* **Required action**
Scan the entries below for the word "placeholder". Copy out every line in which it occurs.

* **Material provided**
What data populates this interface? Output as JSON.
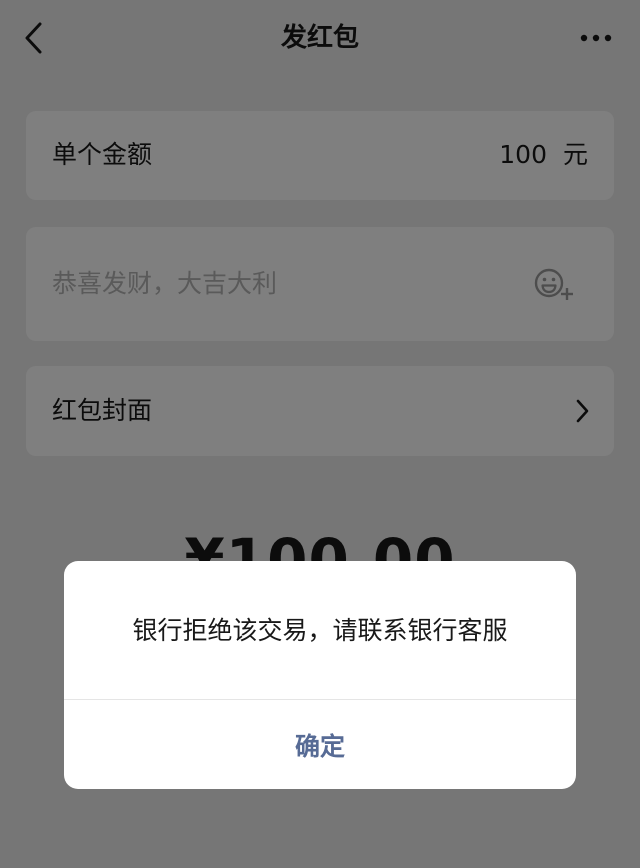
{
  "header": {
    "title": "发红包",
    "back_icon": "chevron-left-icon",
    "more_icon": "more-dots-icon"
  },
  "amount_card": {
    "label": "单个金额",
    "value": "100",
    "unit": "元"
  },
  "greeting_card": {
    "placeholder": "恭喜发财，大吉大利",
    "emoji_icon": "emoji-add-icon"
  },
  "cover_card": {
    "label": "红包封面",
    "chevron_icon": "chevron-right-icon"
  },
  "total": {
    "display": "¥100.00"
  },
  "dialog": {
    "message": "银行拒绝该交易，请联系银行客服",
    "confirm_label": "确定"
  },
  "colors": {
    "background": "#ededed",
    "card": "#ffffff",
    "link_blue": "#576b95",
    "placeholder": "#b4b4b4"
  }
}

* **Response for this exercise**
    "placeholder": "恭喜发财，大吉大利",
    "placeholder": "#b4b4b4"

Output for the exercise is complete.